- AVAILABLE RECORDS

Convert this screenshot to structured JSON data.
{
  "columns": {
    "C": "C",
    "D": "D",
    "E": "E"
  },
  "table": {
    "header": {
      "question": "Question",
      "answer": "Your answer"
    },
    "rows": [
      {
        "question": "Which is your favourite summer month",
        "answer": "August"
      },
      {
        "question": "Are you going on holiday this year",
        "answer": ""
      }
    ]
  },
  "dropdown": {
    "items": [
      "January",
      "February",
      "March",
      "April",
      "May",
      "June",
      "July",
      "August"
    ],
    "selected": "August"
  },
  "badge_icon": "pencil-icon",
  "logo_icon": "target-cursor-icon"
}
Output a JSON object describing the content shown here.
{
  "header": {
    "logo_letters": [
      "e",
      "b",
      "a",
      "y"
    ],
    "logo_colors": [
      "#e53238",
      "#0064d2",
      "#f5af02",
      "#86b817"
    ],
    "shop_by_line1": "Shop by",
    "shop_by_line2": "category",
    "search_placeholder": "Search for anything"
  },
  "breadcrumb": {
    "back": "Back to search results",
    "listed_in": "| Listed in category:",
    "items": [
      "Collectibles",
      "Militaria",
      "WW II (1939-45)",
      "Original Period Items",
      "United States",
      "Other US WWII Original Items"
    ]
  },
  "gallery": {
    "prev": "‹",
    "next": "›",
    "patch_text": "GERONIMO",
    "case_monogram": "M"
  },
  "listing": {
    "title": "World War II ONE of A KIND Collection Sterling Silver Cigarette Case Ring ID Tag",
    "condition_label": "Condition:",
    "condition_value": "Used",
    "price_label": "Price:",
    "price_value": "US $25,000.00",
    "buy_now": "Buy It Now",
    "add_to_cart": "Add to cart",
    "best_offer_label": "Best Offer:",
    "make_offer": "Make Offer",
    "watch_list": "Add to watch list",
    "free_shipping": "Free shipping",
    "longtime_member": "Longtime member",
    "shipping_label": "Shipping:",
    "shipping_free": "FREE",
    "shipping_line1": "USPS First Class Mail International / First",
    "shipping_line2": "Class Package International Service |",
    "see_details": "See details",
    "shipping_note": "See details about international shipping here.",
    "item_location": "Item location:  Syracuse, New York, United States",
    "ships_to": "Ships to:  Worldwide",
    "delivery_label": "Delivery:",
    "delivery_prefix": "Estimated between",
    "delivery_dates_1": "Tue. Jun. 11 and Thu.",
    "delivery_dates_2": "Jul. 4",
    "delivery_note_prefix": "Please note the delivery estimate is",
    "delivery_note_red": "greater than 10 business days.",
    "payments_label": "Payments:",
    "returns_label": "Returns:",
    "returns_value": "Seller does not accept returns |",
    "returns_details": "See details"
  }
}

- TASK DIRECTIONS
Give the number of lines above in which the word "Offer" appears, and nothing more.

- FINISHED TASK
2